Another recommendation is for government targets to follow the waste hierarchy, with all plastic waste recycled, reused, or composted by 2042.
IOM3 contributed towards the Select Committee’s evidence, which you can read about at bit.ly/selectcommitteeplastic
Sarah Banning from Innovate UK wanted to dig a little deeper on innovation as 'so much has already been said, so many grand ambitions and targets are already in place'.
Mortimer noted that she sees a lot of innovation and is excited by early-stage stuff, but that 'once they get to a certain point in their cycle, there are very few funders who are willing to take the risks. If you’re a brand, you’re not necessarily going to be interested in financing recycling facilities.'
Sustainability and Social Value Lead, Sarah Ottaway from SUEZ Recycling and Recovery, said that the missing piece of the puzzle for innovation were clear signals from governments. 'We saw that change really happen rapidly with the [UK] Packaging Tax. As more details came out, more clarity came from government, there was more investment that came in, with a more rapid pace of change alongside it, and that’s still creating change now.'
Catherine Conway from Unpackaged Innovations called for reuse targets to be defined in line with production targets. 'We should be ring fencing Extended Producer Responsibility monies to fund investment in infrastructure for reuse.'
Moving on to the question of whether a kerbside reuse system is useful for a circular economy, Ottaway pointed to company Milk and More, a milk and food delivery service. 'Is it beneficial at scale? Absolutely. the reason that we’re looking at flexible packaging, for example, being collected from a householder is because you can increase capture rates and you’ve got the convenience factor.' She highlighted that the boom in online deliveries because of COVID-19 was not going to change anytime soon.
Conway said we have an 'absolute mess of reuse schemes because no one really knows quite where to put them. I think we need to really start thinking about design'. She highlighted that European NGOs were calling for around 30% reuse by 2030 – '[this is] not going to be solved by a few buckets after checkout. We need to fundamentally redesign and think about what those collection systems looks like'.
Sophie Walker, CEO and Co-Founder at Dsposal, agreed, 'If we don’t make it easy, unfortunately people aren’t going to do it because of the different ways people shop...we need an absolute array of ways of people engaging with this.'

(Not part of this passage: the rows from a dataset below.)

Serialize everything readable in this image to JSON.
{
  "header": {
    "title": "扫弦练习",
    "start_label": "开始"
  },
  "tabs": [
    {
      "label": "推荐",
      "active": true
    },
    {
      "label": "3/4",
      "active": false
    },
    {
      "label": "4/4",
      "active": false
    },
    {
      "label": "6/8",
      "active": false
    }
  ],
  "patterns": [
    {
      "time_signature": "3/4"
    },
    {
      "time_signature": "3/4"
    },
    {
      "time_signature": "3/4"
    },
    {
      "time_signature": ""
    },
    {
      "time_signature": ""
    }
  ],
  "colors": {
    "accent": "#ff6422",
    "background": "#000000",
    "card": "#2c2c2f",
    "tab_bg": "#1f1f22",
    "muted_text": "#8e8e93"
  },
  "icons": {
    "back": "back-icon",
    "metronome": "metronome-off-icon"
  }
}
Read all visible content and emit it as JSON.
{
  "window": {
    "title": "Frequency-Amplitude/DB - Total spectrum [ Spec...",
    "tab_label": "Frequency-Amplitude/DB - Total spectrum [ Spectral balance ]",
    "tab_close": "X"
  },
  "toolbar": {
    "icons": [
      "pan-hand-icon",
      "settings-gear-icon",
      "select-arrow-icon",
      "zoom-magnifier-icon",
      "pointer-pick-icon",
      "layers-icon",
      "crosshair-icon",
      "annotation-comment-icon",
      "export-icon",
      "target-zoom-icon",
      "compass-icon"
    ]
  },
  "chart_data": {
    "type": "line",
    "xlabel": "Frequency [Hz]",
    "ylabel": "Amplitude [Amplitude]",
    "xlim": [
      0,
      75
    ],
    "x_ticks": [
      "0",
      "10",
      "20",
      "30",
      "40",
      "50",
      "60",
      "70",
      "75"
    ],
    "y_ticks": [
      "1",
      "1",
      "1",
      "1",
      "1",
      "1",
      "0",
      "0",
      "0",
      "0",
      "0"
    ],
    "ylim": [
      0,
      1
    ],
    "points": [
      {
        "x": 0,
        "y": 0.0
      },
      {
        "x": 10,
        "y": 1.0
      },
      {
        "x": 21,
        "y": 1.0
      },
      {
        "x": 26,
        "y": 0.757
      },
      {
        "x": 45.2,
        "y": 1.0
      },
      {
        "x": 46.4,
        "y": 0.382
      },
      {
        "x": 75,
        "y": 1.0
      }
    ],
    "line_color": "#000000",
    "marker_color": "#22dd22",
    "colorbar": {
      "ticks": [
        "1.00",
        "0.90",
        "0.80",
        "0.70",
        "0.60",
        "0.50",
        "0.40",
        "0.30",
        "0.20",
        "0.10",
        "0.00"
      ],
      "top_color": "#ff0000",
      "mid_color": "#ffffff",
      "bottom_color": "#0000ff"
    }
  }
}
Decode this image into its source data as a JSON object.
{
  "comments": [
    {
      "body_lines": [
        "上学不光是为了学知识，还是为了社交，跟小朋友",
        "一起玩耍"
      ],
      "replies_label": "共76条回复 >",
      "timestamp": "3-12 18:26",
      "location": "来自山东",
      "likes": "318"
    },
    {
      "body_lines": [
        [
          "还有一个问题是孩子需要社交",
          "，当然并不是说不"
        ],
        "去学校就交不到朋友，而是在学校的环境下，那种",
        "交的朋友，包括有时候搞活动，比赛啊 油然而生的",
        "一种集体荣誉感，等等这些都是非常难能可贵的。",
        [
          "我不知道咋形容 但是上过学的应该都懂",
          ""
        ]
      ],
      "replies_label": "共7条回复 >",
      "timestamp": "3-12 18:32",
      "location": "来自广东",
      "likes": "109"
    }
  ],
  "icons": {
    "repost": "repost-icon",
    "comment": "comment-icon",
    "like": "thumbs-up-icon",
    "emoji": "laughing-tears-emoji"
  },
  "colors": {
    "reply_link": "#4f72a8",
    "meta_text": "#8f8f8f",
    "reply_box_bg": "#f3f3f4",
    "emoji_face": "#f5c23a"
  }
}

Conway wanted to clarify that we are all paying for waste and that businesses are only paying 10% of the cost of waste. 'Everybody, even low-income customers, are paying for it on the Council Tax…we’re all paying for the degradation of our waterways, our land.'
Walker called for much broader teaching of the issues. 'There is a real need I think to embed systems thinking and sustainability, in every single aspect of our education.'
Ottaway made the point that, 'If everyone had one item repaired every year, we would need 40,000 skilled professional full-time employees.' She added that at an average of £20 per repair, that would equate to £1.3bln to the economy. This counters an argument that consumption of goods is key to the economy and illustrates that moving to a more circular economy will bring in different income streams.